So let’s compare and contrast the average populations of cities outside the “Top Fourteen” – Minneapolis, Saint Paul, Duluth and the eleven other cities listed above that soak up half the budget – that actually get above the average of the Top Fourteen in LGA receipts (I took every city that got over $188 per capita) with those that don’t. They account for a total of 397 cities – a little less than half of Minnesota’s cities – with a combined population of almost exactly 540,000 people. They soak up $157,319,854 – a total of $290.79 per capita. And their average population is 1363.
We are talking small towns, here.
Compare that to the 383 cities that get less than $186 per capita – the average for the Big Fourteen recipients and the Big Three population centers. They total 2,621,451 people – about half the population of the state – and get $55,550,284, or a little over a ninth of the total LGA budget. They have an average population of 6844 – almost five times the size of the cities that get above-average aid.
So the pattern so far is this:
- The big fourteen LGA recipients, and the three largest cities in population, all get $186 per capita in LGA.
- The smaller towns and cities that get more than that average are quite small indeed.
- The larger towns and cities that get below that average are considerably larger.
But what about the large number of cities that get no aid? The MPR report points out that some cities get no money whatsoever from LGA.

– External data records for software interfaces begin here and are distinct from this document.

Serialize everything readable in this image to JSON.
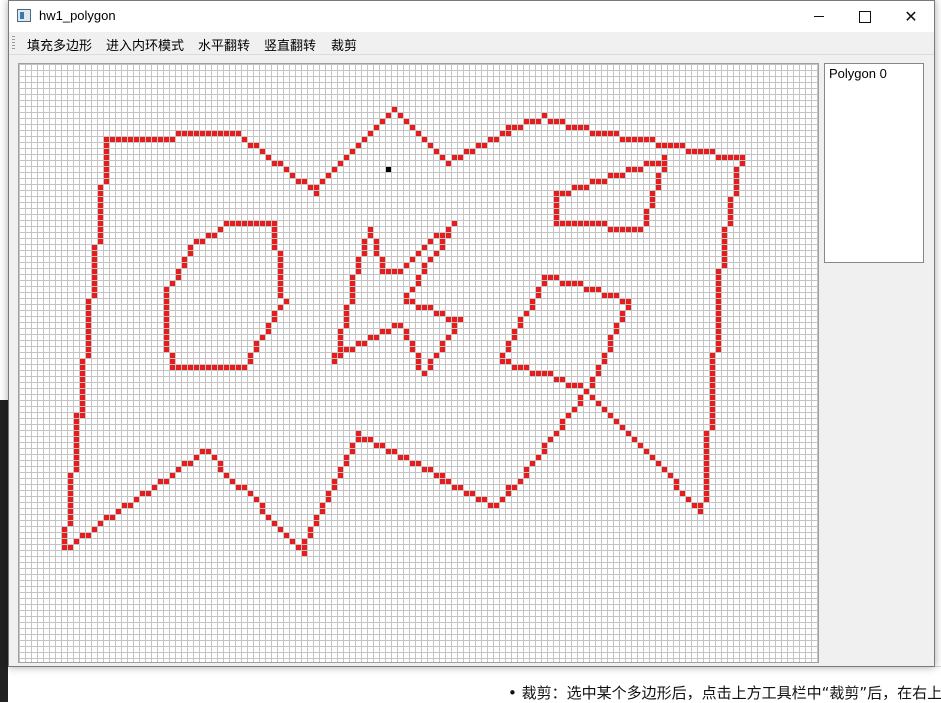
{
  "window": {
    "title": "hw1_polygon"
  },
  "menu": {
    "items": [
      {
        "label": "填充多边形"
      },
      {
        "label": "进入内环模式"
      },
      {
        "label": "水平翻转"
      },
      {
        "label": "竖直翻转"
      },
      {
        "label": "裁剪"
      }
    ]
  },
  "polygon_list": {
    "items": [
      {
        "label": "Polygon 0"
      }
    ]
  },
  "background": {
    "bottom_text": "• 裁剪：选中某个多边形后，点击上方工具栏中“裁剪”后，在右上的多"
  },
  "colors": {
    "outline": "#e81c1c",
    "marker": "#000000",
    "grid_line": "#c4c4c4",
    "window_bg": "#f0f0f0"
  },
  "icons": {
    "app": "window-app-icon",
    "minimize": "minimize-icon",
    "maximize": "maximize-icon",
    "close": "close-icon"
  }
}
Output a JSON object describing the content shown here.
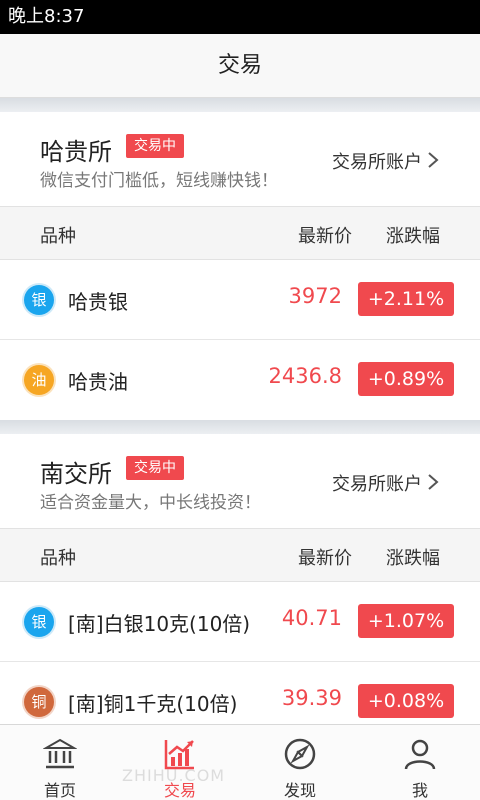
{
  "status_bar": {
    "time": "晚上8:37"
  },
  "title": "交易",
  "exchanges": [
    {
      "name": "哈贵所",
      "badge": "交易中",
      "slogan": "微信支付门槛低，短线赚快钱！",
      "account_link": "交易所账户",
      "headers": {
        "name": "品种",
        "price": "最新价",
        "change": "涨跌幅"
      },
      "rows": [
        {
          "icon_char": "银",
          "name": "哈贵银",
          "price": "3972",
          "change": "+2.11%"
        },
        {
          "icon_char": "油",
          "name": "哈贵油",
          "price": "2436.8",
          "change": "+0.89%"
        }
      ]
    },
    {
      "name": "南交所",
      "badge": "交易中",
      "slogan": "适合资金量大，中长线投资！",
      "account_link": "交易所账户",
      "headers": {
        "name": "品种",
        "price": "最新价",
        "change": "涨跌幅"
      },
      "rows": [
        {
          "icon_char": "银",
          "name": "[南]白银10克(10倍)",
          "price": "40.71",
          "change": "+1.07%"
        },
        {
          "icon_char": "铜",
          "name": "[南]铜1千克(10倍)",
          "price": "39.39",
          "change": "+0.08%"
        }
      ]
    }
  ],
  "tabs": [
    {
      "label": "首页",
      "icon": "bank-icon"
    },
    {
      "label": "交易",
      "icon": "chart-icon",
      "active": true
    },
    {
      "label": "发现",
      "icon": "compass-icon"
    },
    {
      "label": "我",
      "icon": "person-icon"
    }
  ],
  "watermark": "ZHIHU.COM",
  "colors": {
    "accent": "#f0494e",
    "silver": "#1aa5ee",
    "oil": "#f6a623",
    "copper": "#d0683c"
  }
}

Those 127 cities total 1,770,912 people – about a third of the state’s population – and have an average population just shy of 14,000.

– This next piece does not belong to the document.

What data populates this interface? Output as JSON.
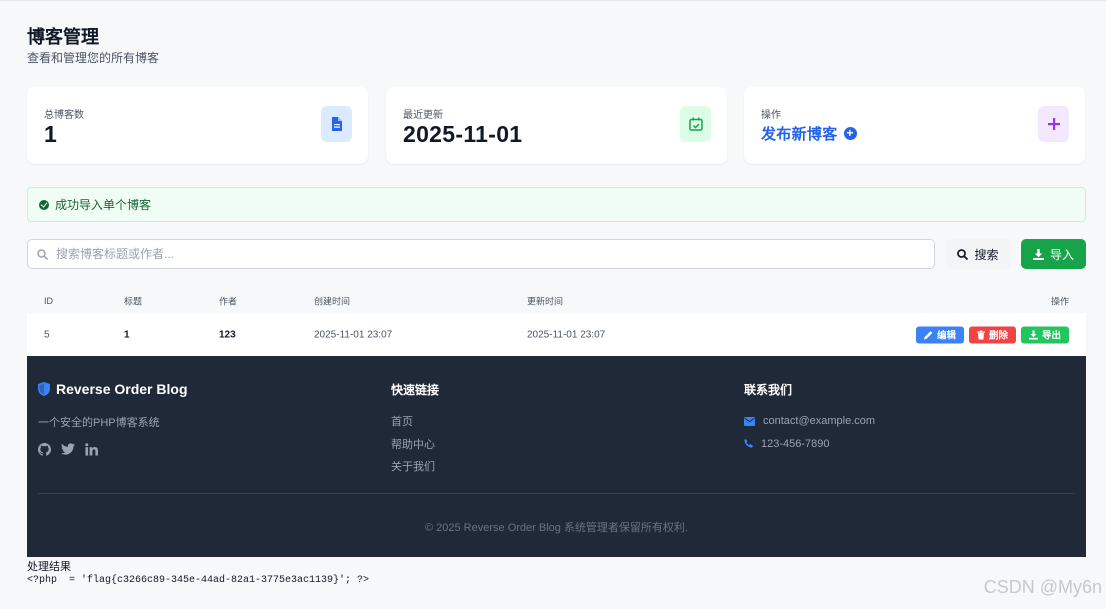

So here’s how LGA breaks out:
- the 14 biggest recipients, and 300-odd cities averaging just over a thousand people eat up almost $370 million in LGA ($141 million to the Twin Cities and Duluth); that is 87 percent of all LGA.
- The remaining just-shy-of-half of Minnesota towns and cities – those in the middle of the pack, averaging around 6,000 people – get what’s left.
- 15% of Minnesota towns and cities holding about a third of the people get no LGA. Zip. Nada. Zilch.
Had enough yet?
Tough. There’s more.
I split out the cities that make up the Twin Cities metro area – 101 total cities and towns (I may have missed a few, but they’re useful for comparison purposes).
Of the 101 total cities in the Metro, from huge Minneapolis to tiny Coates (population 177), averaging 28,500-odd people receiving a total of $158664,026 of LGA, averaging $57.20 per capita.
But only 28 cities in the Metro area actually get Local Government Aid. So if you leave out Minneapolis and Saint Paul, with their 678,186 total people and roughly $170/person allotment, you get a total of 99 cities with 2,010,299 people, averaging a minuscule $8.31 per capita.
Local Government Aid gives immensely disproportionate aid to Minneapolis, Saint Paul and Duluth, as well as the smaller towns that the program was originally intended to aid. It takes money from the parts of the state that are prospering – the Metro suburbs.
There is, in between the lavishly funded Twin Cities and Duluth and the smaller communities where a small contribution translates into a huge per-capita expenditure, a large donut hole of Minnesota communities, largely prosperous, heavily outer-tier Metro or from the southern part of the state, between 5,000 and the mid-five figures that get nothing – but most definitely pay in.
And Minnesota Public Radio stopped looking for conclusions when they found something they could use to bag on Tom Emmer.